U.N. spokesman Stephane Dujarric said the U.N. peacekeeping mission in South Sudan reported that “the violence was sparked by a disagreement over a disarmament exercise being conducted in the area.” “During the fighting, the local market in Romich was reportedly looted and some shops were burned to the ground,” Dujarric said. “Many women and children fled in fear of their lives.”
The U.N. spokesman said a U.N. peacekeeping patrol is en route to the area to assess the security situation. The U.N. peacekeeping mission is urging all those involved in the violence “to lay down their weapons and to help restore calm for the sake of their communities,” Dujarric said.
He said the mission is engaging political and community leaders and will support local reconciliation and peace-building efforts to prevent further conflict. There were high hopes that South Sudan would have peace and stability after gaining its long-fought independence from neighboring Sudan in 2011. But the world’s youngest nation slid into ethnic violence in December 2013, when forces loyal to President Salva Kiir, a Dinka, started battling those loyal to Riek Machar, his former vice president who belongs to the Nuer people.

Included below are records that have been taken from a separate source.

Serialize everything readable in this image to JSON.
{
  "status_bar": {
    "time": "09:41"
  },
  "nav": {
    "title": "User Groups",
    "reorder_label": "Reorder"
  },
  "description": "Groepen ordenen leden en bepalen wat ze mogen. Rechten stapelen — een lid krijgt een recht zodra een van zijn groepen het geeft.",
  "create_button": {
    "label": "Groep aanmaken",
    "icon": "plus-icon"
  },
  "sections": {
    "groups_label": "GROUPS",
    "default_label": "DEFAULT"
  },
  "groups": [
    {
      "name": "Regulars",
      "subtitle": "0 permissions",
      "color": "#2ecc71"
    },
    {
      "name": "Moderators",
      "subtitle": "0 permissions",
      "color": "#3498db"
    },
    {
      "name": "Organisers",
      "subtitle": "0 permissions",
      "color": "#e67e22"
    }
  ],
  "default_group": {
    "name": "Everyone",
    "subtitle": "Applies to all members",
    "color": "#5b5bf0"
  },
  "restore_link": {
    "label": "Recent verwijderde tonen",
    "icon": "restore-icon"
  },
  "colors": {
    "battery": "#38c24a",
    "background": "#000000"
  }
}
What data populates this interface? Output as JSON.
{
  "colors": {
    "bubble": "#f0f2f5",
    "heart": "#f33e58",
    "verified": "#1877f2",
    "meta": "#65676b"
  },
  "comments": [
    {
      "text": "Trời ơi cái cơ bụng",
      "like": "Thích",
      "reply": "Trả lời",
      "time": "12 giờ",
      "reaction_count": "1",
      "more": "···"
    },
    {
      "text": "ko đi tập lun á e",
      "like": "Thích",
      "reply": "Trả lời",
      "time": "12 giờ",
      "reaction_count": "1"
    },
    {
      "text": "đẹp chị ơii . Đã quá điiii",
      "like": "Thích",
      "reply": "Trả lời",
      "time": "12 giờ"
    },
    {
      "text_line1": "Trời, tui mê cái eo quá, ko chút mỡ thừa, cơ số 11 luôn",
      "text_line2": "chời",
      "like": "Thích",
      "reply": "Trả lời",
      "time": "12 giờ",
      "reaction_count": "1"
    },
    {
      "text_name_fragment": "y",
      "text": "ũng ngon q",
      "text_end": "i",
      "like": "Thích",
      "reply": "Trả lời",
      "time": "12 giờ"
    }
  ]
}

Numerous attempts at peace failed, including a deal that saw Machar return as vice president in 2016 — only to flee the country months later amid fresh fighting. The civil war has killed nearly 400,000 people and displaced millions.
Intense international pressure followed the most recent peace deal in 2018, and on Feb. 22 a coalition government led by Kiir, with Machar as his deputy, was formed. But peace still remains elusive.